The variety is capable of regrowing season after season without reseeding, perhaps, answering to nature sustainability highlights in agronomic, economic and environmental indicators for rice production.
Nature sustainability report says that the retooled crop is changing the lives of more than 55,752 smallholder farmers in Southern China and Uganda.
Farmers are adopting the new crop because it is economically advantageous and less labor-intensive compared to regular annual rice farming.
According to Dr. Shilai Zhang, a professor at Yunnan University’s School of Agriculture, perennial rice delivers significant labor and cost savings to farmers. However, farmers need to master new cultivation techniques to maintain high yields.
Together with a team of experts, Dr. Zhang hybridized annual rice with its perennial African relative Oryza longistaminata which was cultivated on large scale in 2016 and released for commercialization in 2018.
Unlike regular rice which is planted every season, PR23 can yield eight consecutive harvests across four years (as these plants with stronger roots grow back vigorously after each harvest).
PR23 also had higher yields, reported at 6.8 tons per hectare, compared to regular irrigated rice (6.7 tons per hectare).
“But growing it is much cheaper since it requires less labor, seeds and chemical inputs” says Eric Sacks, professor in the Department of Crop Sciences at the University of Illinois, a partner in the research.
Farmers growing perennial rice put in almost 60% less labor and spent nearly half on seed, fertilizer, and other inputs while enjoying similar yields to annual rice. This is why perennial rice cultivation hit 15,533 hectares in 2021, including 44,752 smallholder farms.
According to the research findings reported in the journal Nature Sustainability in November 2022, growing perennial rice over a period of four years has remarkable environmental benefits such as soils accumulating close to a ton of organic carbon (per hectare per year) along with increases in water available to plants.
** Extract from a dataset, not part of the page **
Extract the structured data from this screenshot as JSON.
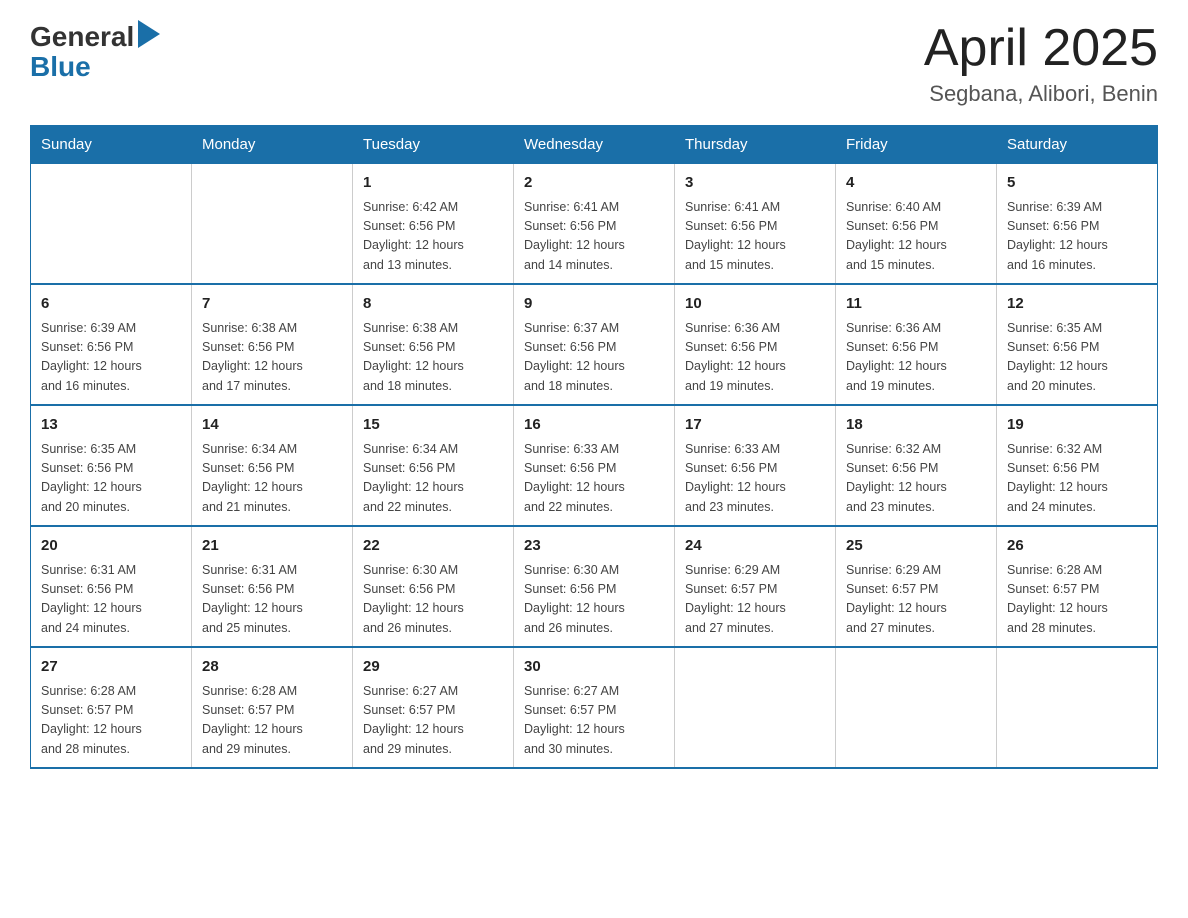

However, the researchers recommend re-sowing of the perennial rice after four years following dropping yields in the fifth year of the crop’s cultivation due to several factors.